EXERCISE DESCRIPTION →
Each entry has to be set down again with no alteration.
(SUPPLIED DATA begins)
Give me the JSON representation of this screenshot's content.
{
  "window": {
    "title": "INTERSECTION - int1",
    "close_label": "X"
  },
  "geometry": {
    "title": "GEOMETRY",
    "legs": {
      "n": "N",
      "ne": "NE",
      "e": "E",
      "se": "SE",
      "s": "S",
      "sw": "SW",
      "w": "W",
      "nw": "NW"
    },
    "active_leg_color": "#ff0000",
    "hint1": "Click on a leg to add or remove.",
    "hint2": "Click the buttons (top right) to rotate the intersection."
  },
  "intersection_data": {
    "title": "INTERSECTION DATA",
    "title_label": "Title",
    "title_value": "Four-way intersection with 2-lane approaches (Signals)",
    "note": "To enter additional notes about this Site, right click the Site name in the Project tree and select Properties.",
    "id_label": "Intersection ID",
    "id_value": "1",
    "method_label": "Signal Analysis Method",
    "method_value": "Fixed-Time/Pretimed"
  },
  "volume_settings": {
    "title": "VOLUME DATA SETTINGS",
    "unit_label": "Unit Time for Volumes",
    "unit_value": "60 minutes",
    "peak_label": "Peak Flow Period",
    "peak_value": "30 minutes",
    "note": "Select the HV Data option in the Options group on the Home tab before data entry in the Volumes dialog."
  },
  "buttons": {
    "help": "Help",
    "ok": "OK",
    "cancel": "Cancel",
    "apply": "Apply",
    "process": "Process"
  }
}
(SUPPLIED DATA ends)
REPLY →
Give me the JSON representation of this screenshot's content.
{
  "window": {
    "title": "INTERSECTION - int1",
    "close_label": "X"
  },
  "geometry": {
    "title": "GEOMETRY",
    "legs": {
      "n": "N",
      "ne": "NE",
      "e": "E",
      "se": "SE",
      "s": "S",
      "sw": "SW",
      "w": "W",
      "nw": "NW"
    },
    "active_leg_color": "#ff0000",
    "hint1": "Click on a leg to add or remove.",
    "hint2": "Click the buttons (top right) to rotate the intersection."
  },
  "intersection_data": {
    "title": "INTERSECTION DATA",
    "title_label": "Title",
    "title_value": "Four-way intersection with 2-lane approaches (Signals)",
    "note": "To enter additional notes about this Site, right click the Site name in the Project tree and select Properties.",
    "id_label": "Intersection ID",
    "id_value": "1",
    "method_label": "Signal Analysis Method",
    "method_value": "Fixed-Time/Pretimed"
  },
  "volume_settings": {
    "title": "VOLUME DATA SETTINGS",
    "unit_label": "Unit Time for Volumes",
    "unit_value": "60 minutes",
    "peak_label": "Peak Flow Period",
    "peak_value": "30 minutes",
    "note": "Select the HV Data option in the Options group on the Home tab before data entry in the Volumes dialog."
  },
  "buttons": {
    "help": "Help",
    "ok": "OK",
    "cancel": "Cancel",
    "apply": "Apply",
    "process": "Process"
  }
}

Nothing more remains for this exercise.